=== Begin Enclosure ===

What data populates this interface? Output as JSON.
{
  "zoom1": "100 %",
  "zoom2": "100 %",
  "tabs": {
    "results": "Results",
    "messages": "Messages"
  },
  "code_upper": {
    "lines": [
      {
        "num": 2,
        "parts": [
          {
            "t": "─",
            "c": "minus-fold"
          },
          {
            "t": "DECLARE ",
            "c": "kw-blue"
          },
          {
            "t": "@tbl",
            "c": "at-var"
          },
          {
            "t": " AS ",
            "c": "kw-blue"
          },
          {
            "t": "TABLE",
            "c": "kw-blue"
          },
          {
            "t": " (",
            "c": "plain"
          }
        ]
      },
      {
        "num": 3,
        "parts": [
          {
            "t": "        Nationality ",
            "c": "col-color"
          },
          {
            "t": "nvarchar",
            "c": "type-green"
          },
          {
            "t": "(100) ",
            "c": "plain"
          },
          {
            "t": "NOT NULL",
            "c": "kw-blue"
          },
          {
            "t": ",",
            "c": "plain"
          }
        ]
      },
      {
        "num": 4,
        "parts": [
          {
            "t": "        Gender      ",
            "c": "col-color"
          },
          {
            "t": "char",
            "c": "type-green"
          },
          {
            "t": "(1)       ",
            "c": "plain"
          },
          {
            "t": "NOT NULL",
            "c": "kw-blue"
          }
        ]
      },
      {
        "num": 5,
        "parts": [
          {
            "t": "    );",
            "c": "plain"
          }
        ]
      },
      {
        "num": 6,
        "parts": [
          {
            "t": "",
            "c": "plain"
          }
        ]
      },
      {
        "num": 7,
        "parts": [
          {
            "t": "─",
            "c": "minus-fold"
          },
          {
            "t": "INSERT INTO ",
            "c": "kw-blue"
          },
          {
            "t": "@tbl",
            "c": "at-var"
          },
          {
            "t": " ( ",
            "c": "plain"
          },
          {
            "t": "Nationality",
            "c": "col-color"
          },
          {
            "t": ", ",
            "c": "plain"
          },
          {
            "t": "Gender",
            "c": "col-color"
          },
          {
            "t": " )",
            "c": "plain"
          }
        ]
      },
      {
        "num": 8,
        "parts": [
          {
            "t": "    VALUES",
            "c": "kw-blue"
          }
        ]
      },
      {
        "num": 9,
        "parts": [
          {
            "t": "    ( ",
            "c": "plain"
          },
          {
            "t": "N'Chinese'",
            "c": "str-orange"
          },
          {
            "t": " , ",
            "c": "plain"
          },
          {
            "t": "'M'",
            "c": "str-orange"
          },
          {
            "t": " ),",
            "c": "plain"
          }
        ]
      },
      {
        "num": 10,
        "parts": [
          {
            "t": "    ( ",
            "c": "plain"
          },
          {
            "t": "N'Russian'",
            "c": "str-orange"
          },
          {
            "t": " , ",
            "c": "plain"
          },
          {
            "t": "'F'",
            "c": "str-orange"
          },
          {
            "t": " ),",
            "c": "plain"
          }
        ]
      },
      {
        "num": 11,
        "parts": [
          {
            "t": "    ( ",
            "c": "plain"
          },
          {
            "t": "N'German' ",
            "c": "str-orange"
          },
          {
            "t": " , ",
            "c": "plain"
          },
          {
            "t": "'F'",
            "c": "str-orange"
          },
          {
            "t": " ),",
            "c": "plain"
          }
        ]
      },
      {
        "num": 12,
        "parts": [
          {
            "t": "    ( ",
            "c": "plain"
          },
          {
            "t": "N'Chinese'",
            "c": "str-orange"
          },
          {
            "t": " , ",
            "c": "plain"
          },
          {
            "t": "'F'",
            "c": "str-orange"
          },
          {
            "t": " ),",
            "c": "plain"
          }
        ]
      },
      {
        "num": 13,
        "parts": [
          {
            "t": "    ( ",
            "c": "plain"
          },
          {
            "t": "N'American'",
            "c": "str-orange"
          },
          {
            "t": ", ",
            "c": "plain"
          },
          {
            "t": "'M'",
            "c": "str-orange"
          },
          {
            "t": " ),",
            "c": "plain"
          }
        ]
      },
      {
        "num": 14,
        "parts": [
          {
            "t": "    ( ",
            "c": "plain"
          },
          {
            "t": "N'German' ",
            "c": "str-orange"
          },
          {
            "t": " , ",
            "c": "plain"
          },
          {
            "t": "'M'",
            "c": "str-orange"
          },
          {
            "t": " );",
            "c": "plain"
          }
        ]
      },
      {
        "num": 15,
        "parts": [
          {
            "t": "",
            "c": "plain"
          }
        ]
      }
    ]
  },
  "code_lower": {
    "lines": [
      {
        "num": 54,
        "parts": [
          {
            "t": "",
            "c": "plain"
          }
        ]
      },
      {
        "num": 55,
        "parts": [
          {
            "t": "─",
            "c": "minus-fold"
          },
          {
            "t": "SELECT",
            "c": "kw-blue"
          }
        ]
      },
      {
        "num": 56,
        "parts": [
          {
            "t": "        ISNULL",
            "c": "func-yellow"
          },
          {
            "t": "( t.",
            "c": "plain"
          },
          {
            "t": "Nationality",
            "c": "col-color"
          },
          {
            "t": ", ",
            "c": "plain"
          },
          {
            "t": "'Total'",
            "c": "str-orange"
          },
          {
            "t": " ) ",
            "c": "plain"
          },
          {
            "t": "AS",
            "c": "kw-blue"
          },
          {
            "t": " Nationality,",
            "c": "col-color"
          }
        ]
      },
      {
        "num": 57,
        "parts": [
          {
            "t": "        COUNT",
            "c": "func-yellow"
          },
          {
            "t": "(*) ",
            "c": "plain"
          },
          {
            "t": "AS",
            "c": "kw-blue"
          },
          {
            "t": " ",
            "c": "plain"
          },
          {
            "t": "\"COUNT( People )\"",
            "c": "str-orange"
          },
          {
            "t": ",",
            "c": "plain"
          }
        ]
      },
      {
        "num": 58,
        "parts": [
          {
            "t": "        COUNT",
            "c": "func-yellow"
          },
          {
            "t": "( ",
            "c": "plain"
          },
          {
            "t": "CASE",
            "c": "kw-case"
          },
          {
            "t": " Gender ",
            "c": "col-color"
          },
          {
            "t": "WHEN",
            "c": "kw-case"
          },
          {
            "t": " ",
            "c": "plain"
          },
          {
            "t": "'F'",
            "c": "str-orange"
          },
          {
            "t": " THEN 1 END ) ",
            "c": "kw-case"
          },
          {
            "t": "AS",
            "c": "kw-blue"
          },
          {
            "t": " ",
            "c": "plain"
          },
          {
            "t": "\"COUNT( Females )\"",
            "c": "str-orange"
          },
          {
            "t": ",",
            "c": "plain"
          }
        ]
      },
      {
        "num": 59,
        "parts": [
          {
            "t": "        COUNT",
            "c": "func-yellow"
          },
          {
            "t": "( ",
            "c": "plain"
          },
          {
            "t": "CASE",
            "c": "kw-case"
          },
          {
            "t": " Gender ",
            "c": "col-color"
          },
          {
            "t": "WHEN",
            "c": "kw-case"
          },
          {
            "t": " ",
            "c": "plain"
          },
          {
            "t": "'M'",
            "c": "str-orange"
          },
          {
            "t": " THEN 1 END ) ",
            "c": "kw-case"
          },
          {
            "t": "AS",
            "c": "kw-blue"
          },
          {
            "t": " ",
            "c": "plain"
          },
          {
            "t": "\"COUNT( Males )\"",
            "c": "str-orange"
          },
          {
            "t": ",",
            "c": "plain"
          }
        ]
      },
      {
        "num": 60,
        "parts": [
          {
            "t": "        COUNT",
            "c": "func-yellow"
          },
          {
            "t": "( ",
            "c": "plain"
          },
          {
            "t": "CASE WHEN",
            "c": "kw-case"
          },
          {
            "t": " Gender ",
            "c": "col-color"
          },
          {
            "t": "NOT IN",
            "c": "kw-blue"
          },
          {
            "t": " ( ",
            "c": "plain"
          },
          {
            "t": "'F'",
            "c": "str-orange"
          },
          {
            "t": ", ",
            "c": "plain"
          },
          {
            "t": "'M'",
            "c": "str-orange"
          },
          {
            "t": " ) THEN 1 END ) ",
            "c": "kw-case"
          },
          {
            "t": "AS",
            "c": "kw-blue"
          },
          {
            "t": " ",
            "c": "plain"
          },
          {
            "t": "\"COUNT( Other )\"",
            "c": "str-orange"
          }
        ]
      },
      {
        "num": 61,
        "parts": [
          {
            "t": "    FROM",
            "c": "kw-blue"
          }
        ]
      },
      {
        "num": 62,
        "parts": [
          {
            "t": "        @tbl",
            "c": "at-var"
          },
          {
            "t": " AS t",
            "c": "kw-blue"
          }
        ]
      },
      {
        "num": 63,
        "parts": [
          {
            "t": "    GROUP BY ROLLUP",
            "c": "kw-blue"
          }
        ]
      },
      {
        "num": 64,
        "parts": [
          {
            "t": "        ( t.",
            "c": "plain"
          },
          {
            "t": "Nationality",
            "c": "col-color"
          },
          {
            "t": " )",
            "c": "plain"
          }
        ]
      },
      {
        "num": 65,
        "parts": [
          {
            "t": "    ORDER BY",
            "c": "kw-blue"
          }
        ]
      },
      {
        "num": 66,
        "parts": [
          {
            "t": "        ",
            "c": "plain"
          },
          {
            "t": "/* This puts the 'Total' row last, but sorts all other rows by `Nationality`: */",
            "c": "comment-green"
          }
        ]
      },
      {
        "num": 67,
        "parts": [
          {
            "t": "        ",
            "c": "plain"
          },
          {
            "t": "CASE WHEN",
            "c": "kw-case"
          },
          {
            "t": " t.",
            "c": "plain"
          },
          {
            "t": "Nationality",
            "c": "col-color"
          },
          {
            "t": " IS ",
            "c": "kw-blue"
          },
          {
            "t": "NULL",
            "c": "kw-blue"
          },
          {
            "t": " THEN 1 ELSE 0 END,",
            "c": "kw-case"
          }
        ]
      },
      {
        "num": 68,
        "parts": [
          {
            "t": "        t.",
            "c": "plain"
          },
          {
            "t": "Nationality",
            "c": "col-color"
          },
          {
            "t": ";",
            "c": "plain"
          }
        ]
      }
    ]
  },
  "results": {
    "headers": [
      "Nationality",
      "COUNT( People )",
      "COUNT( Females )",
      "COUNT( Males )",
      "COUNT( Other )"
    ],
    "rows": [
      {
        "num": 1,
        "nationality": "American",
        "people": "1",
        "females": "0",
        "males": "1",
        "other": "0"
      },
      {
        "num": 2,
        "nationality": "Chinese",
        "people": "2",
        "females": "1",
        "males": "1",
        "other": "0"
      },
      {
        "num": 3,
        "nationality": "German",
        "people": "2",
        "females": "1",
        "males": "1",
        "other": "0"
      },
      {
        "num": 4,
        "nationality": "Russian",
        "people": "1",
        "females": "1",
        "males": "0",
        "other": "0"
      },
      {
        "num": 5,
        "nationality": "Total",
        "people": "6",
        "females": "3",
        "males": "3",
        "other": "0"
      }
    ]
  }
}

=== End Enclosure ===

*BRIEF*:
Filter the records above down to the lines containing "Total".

*TASK OUTPUT*:
            "t": "'Total'",
            "t": "/* This puts the 'Total' row last, but sorts all other rows by `Nationality`: */",
        "nationality": "Total",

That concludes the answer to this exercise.